FBI still deciding whether to allow review of San Bernardino iPhone exploit

The FBI has yet to decide whether an exploit used to crack the iPhone of San Bernardino shooter Syed Rizwan Farook will even be reviewed for possible disclosure, agency director James Comey said on Tuesday.

The agency is "in the midst of trying to sort that out," Comey told the audience at an event hosted by Georgetown University, Reuters reported. There is a White House group that reviews flaws discovered by the U.S. government and decides whether they should be shared with the public, but Comey suggested that the exploit used on Farook's phone might not qualify.

"The threshold is, are we aware of the vulnerability," Comey explained, "or did we just buy a tool and don't have sufficient knowledge of the vulnerability to implicate the process?"

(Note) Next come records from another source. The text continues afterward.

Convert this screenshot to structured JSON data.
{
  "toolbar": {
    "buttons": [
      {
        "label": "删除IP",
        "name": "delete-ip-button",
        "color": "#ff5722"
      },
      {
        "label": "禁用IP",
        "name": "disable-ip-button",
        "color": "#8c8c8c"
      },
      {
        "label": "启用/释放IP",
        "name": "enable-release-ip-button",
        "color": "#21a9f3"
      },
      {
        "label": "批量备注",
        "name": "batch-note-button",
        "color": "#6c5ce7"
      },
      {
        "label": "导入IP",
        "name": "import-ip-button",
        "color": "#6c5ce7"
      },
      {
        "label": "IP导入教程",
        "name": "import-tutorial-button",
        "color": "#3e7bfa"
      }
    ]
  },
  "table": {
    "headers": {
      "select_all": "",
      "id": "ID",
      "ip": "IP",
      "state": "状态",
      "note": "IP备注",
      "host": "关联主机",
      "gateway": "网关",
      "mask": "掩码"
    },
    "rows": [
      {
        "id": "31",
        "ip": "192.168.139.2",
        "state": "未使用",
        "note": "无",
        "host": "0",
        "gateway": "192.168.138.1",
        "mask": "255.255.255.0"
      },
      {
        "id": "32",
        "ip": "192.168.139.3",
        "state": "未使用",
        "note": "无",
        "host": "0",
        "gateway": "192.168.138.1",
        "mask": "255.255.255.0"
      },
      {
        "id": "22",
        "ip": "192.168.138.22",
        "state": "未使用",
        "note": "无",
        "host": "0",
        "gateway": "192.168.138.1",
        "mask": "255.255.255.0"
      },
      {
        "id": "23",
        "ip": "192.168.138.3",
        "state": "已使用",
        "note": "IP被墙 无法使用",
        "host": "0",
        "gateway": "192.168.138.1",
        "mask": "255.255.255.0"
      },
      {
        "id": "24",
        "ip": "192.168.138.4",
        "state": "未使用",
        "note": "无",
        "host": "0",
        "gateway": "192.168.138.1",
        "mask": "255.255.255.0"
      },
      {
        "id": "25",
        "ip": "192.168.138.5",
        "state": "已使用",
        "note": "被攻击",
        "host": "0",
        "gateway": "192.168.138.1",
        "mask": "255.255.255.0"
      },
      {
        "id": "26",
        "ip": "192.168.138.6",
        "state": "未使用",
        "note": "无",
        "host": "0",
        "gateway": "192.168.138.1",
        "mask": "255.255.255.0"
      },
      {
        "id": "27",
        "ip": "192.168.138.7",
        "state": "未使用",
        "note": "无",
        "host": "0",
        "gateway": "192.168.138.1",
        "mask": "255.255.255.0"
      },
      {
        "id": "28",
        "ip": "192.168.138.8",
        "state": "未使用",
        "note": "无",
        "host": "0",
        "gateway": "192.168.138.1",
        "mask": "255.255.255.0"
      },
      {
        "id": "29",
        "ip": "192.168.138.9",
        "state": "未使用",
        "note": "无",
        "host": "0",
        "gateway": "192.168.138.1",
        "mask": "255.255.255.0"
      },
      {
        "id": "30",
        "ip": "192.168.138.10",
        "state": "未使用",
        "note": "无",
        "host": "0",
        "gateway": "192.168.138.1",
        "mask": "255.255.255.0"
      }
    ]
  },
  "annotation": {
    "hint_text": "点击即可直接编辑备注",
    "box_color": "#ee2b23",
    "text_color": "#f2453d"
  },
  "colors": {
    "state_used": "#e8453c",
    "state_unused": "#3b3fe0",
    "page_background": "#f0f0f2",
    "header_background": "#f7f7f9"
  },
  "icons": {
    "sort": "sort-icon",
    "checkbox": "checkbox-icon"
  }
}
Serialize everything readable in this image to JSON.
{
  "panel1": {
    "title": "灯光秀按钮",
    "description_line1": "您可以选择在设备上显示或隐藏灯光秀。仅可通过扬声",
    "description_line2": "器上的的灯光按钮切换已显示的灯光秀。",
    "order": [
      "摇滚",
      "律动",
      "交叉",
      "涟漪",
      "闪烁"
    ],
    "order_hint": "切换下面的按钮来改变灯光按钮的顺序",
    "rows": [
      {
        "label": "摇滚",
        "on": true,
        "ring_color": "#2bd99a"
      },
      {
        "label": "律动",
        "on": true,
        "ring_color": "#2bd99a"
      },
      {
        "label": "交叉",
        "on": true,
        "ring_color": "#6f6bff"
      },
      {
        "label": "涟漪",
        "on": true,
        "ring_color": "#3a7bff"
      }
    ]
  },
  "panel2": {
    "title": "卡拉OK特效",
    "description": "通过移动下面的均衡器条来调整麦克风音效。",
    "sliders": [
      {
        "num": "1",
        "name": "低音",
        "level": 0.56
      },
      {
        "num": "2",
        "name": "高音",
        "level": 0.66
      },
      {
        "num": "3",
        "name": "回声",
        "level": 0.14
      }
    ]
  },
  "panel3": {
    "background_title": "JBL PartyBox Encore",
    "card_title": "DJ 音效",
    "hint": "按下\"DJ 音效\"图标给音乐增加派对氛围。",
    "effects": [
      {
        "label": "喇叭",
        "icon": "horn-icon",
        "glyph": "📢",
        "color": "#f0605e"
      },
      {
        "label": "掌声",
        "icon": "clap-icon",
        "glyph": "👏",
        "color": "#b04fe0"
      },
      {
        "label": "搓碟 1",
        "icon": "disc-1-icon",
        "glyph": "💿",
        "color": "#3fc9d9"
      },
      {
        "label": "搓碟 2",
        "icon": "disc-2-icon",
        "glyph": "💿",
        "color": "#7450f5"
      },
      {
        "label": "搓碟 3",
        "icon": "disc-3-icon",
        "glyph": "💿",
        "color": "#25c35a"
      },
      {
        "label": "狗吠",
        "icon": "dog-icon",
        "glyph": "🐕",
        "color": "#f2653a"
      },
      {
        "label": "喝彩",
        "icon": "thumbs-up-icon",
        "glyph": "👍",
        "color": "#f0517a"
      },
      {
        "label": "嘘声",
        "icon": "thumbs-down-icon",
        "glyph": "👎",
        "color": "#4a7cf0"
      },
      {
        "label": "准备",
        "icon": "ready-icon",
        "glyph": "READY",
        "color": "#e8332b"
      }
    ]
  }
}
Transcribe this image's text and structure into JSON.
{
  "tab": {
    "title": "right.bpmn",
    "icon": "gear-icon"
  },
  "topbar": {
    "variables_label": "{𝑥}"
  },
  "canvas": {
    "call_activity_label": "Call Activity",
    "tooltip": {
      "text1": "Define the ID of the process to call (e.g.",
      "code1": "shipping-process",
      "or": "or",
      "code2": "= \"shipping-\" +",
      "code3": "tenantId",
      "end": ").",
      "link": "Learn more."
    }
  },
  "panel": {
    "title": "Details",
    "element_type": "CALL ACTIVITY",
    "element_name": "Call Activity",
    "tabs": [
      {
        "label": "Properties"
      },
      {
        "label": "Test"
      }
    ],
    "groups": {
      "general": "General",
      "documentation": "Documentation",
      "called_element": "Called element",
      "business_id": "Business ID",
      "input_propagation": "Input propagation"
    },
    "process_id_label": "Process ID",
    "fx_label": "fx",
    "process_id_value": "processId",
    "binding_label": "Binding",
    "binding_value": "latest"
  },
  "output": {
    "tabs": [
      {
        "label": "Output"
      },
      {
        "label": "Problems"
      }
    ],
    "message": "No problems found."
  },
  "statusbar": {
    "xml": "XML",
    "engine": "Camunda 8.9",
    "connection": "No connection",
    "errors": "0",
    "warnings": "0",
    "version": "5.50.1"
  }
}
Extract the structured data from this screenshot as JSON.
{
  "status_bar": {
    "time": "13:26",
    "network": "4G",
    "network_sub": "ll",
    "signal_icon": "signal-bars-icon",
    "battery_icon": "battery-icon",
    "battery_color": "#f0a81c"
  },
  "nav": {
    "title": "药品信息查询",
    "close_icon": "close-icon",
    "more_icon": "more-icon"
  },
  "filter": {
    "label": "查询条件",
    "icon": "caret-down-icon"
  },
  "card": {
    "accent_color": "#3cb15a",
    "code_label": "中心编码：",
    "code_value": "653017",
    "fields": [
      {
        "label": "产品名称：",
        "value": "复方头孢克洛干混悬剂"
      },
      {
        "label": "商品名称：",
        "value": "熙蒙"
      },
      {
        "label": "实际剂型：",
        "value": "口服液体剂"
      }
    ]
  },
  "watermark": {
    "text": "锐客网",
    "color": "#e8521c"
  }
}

The problem is that the FBI obtained help from a third party, paying over $1.34 million for it. That party has so far been kept secret, though reports have suggested it was either a hacker group or a dedicated forensics firm, Cellebrite.

In the latter case, Cellebrite may have simply provided its software and/or equipment, leaving the FBI ignorant of the actual vulnerability involved. If the agency paid for information, it would be aware of the exploit and possibly in a position to share details. Any use of proprietary private technology would likely force the FBI and/or the White House to keep things secret.

Apple has previously asked for the exploit's details, concerned about potential detours in its security. The technique is not believed to work on more recent iOS devices with Touch ID, however.